### Exercise description
Would you copy out each line of the records below that includes the word "brand"?

Start of Records provided

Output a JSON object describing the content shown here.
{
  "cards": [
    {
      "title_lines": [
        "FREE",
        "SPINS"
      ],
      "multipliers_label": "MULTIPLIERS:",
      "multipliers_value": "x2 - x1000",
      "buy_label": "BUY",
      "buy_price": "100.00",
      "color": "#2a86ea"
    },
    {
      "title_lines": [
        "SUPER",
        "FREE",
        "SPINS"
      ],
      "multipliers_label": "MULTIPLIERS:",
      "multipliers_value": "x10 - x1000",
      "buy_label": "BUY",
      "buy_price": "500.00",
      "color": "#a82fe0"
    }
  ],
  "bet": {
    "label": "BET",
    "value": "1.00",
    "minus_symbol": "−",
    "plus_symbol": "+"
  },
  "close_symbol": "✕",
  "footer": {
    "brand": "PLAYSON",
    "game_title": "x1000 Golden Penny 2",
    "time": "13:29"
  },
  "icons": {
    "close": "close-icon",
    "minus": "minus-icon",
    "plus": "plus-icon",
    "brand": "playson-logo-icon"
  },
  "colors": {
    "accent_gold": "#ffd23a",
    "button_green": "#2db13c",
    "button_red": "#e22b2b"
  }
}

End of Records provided

### Output of the task
    "brand": "PLAYSON",
    "brand": "playson-logo-icon"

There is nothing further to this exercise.